It is critical to remember that attendance rates do not reveal whether the education is inclusive and/or of good quality, in line with the targets of SDG 4 and Article 24 of the Convention. If these criteria are not met, higher attendance rates among persons with disabilities do not necessarily translate into better learning outcomes in terms of, for example, literacy, nor in a higher social awareness about the rights and capacities of persons with disabilities. It is also important to bear in mind that the data on attendance do not tell us whether education comes at a direct or indirect financial cost to persons with disabilities and their families, bearing in mind that both the 2030 Agenda and the Convention call for education to be free at least at the primary and secondary levels.
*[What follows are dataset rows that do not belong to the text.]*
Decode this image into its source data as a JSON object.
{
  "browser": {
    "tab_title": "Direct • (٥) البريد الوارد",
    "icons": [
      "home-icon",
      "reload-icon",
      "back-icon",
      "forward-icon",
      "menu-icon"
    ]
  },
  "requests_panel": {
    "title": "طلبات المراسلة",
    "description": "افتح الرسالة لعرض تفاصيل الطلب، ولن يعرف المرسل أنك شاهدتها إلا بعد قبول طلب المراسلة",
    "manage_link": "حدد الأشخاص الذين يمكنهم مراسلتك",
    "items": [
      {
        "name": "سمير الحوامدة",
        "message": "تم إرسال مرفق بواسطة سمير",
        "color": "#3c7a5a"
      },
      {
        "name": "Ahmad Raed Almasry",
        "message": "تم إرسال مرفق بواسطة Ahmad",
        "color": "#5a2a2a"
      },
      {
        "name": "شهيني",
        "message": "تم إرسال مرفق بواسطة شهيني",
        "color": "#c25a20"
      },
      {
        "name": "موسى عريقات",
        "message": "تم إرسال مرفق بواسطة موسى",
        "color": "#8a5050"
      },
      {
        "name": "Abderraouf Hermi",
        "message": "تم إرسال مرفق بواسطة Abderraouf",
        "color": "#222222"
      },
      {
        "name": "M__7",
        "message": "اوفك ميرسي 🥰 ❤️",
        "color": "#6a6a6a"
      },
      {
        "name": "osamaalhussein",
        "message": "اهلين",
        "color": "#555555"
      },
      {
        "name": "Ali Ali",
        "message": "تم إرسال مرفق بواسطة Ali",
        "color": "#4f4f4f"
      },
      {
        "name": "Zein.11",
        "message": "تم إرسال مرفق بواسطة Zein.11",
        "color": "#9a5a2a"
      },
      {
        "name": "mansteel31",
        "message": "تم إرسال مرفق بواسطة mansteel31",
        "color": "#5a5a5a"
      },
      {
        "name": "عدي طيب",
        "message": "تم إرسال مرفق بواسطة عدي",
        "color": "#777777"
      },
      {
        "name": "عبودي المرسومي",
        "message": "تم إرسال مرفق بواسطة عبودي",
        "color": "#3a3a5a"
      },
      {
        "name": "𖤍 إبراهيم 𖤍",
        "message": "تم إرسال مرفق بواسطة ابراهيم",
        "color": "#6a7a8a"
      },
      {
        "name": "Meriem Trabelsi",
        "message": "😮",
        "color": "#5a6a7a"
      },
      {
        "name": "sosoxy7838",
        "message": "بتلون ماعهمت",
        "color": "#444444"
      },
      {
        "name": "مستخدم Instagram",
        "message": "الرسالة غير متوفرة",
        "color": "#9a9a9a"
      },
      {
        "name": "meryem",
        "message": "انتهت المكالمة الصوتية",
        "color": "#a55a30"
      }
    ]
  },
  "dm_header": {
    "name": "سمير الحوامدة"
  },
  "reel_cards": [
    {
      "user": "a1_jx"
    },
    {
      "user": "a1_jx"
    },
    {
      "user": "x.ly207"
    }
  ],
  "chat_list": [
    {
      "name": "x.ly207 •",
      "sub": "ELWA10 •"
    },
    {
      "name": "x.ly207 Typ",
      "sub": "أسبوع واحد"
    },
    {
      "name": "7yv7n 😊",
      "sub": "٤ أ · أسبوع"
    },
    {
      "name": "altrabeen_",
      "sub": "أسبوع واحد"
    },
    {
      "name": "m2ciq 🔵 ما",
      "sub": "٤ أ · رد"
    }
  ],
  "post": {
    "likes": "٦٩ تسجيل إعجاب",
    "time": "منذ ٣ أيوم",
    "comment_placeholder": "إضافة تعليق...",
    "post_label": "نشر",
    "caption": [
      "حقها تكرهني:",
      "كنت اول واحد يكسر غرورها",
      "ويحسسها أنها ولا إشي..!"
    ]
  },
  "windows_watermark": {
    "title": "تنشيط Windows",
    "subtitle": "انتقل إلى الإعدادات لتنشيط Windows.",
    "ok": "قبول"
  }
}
There are three main approaches to educating students with disabilities: segregated in special school settings, integrated where they join mainstream institutions but have to adapt to the system, and inclusive where the educational system accommodates the students. The SDGs and the Convention, in letter and in spirit, call on States to promote the inclusive model in so far as this conforms to the interests and wishes of persons with disabilities. However, ensuring that the needs of persons with disabilities are accommodated in mainstream educational institutions – for instance, by adapting the facilities and by ensuring that the school personnel are properly qualified – may be a lengthy process requiring consultation and financial resources. If this processed is rushed, the quality of the education risks being compromised.
Furthermore, sometimes persons with disabilities themselves prefer a segregated approach. While it is possible for hard-of-hearing students to participate in mainstream schools with the use of hearing aids, deaf persons have expressed a preference for an environment where the main mode of communication is sign language and where they are not excluded from daily conversation and engagement.
In the Arab world, a variety of education services have been established for different types of impairments, initially by the private sector (both non-profit and for profit) with gradually increasing government involvement. Despite growing appeals for the inclusion of students with disabilities, especially following the ratification of the Convention, segregation persists in most countries. Relatively little research and evaluation has been done to investigate the impact and effectiveness of the three education models in the region. The resultant lack of information about the services and their outcomes impedes both advocates and policymakers from making well informed decisions.
Although the age-disability nexus in part explains the fact that persons with disabilities’ rates of literacy and educational attainment are low and suggests that these rates could be expected to progressively rise, this does not mean that the current situation for older persons is acceptable. Older persons, with or without disabilities, have the same right to participation, information and independence as everybody else. Being able to read and write is not less important to them than to others. It is therefore important that educational opportunities are expanded and improved for adults as well as for youth.